KENZIE: Everything about this album is nostalgic, in a way. The sound of it is clearly inspired by Paul Simon and Fleetwood Mac, they’ve even said as much; the lyrics are about looking back, about goodbyes, about endings. It’s a gift to get us across a span of time that could be a year, could be two, could continue indefinitely. But it is a gift — it’s happy, it is about accepting that things end and that it doesn’t invalidate what happened before, it doesn’t make that less important. And to be clear, I love this gift. I love it and will cherish it and I pre-ordered it and I’m probably going to buy it on vinyl on payday and I’m going to choose to believe that “I Want to Write You A Song,” a song about them writing us a song to sing along to when they are gone and we are sad, was written for me personally.

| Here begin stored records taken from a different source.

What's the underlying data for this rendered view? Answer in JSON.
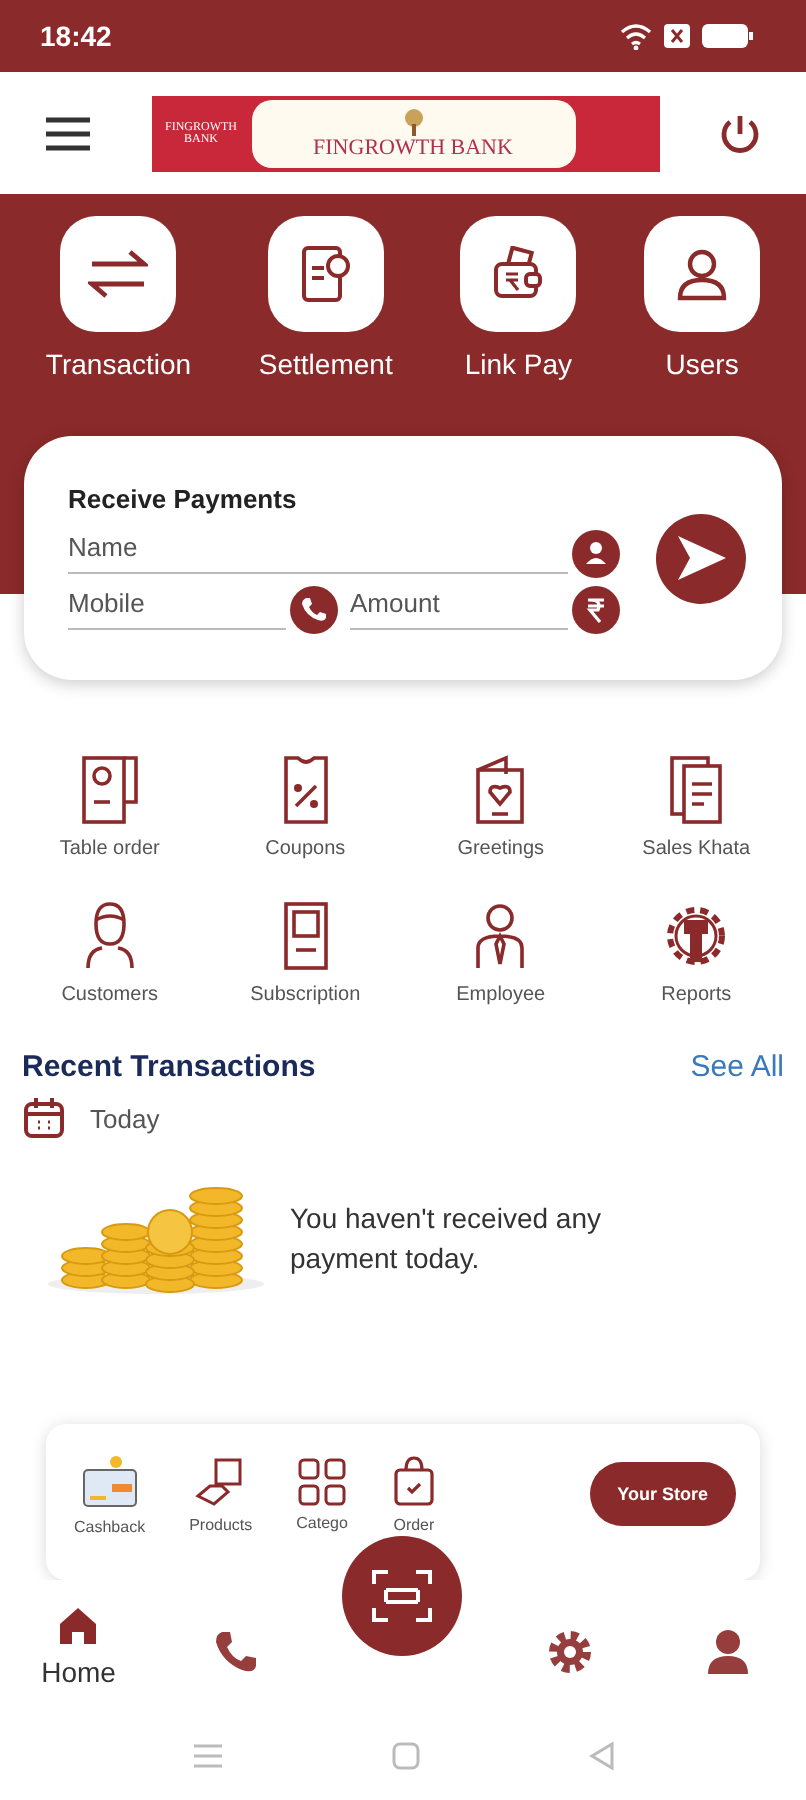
{
  "status_bar": {
    "time": "18:42"
  },
  "banner": {
    "left": "FINGROWTH BANK",
    "title": "FINGROWTH BANK"
  },
  "quick_actions": [
    {
      "label": "Transaction",
      "kind": "transfer"
    },
    {
      "label": "Settlement",
      "kind": "settle"
    },
    {
      "label": "Link Pay",
      "kind": "wallet"
    },
    {
      "label": "Users",
      "kind": "user"
    }
  ],
  "receive_payments": {
    "title": "Receive Payments",
    "fields": [
      {
        "placeholder": "Name",
        "kind": "person"
      },
      {
        "placeholder": "Mobile",
        "kind": "phone"
      },
      {
        "placeholder": "Amount",
        "kind": "rupee"
      }
    ]
  },
  "services": [
    {
      "label": "Table order",
      "kind": "doc"
    },
    {
      "label": "Coupons",
      "kind": "coupon"
    },
    {
      "label": "Greetings",
      "kind": "card"
    },
    {
      "label": "Sales Khata",
      "kind": "pages"
    },
    {
      "label": "Customers",
      "kind": "person"
    },
    {
      "label": "Subscription",
      "kind": "tablet"
    },
    {
      "label": "Employee",
      "kind": "employee"
    },
    {
      "label": "Reports",
      "kind": "gear"
    }
  ],
  "recent": {
    "title": "Recent Transactions",
    "see_all": "See All",
    "period": "Today",
    "empty": "You haven't received any payment today."
  },
  "shortcuts": [
    {
      "label": "Cashback",
      "kind": "cashback"
    },
    {
      "label": "Products",
      "kind": "box"
    },
    {
      "label": "Catego",
      "kind": "grid"
    },
    {
      "label": "Order",
      "kind": "bag"
    }
  ],
  "store_button": "Your Store",
  "nav": [
    {
      "label": "Home",
      "kind": "home",
      "selected": true
    },
    {
      "kind": "phone",
      "selected": false
    },
    {
      "kind": "gear",
      "selected": false
    },
    {
      "kind": "user",
      "selected": false
    }
  ]
}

It isn’t Take Me Home or FOUR, Zayn is missing, life is changing for them and the absence of One Direction is looming on their horizon and ours. For some people, that absence is going to sting too much. Sometimes people can’t let go; we’ve got albums about holding onto things and preserving, given to us by One Direction, so I know. They know. It hurts to need to let things go and to accept that good things end. And that is fair. But that doesn’t mean the good things weren’t good. It doesn’t mean they can’t still be good for you. For me, the nostalgia feels sweet and gentle, and the bops in between the nostalgia are just so goddamn much fun. “Never Enough” is full of grunting, “Temporary Fix” is fun and filthy and talks about the things you can do in the dark. This isn’t just some ballads for looking out into the sunset and taking that first step forward, it’s also fun, it is happy, it is going to be okay. We have this to tell us that. One Direction are going on hiatus. It is indefinite, who knows when they’ll come back, if they’ll come back. But we have this. We can sing their songs. The things they built, the things we built, they still exist. And that is a gift.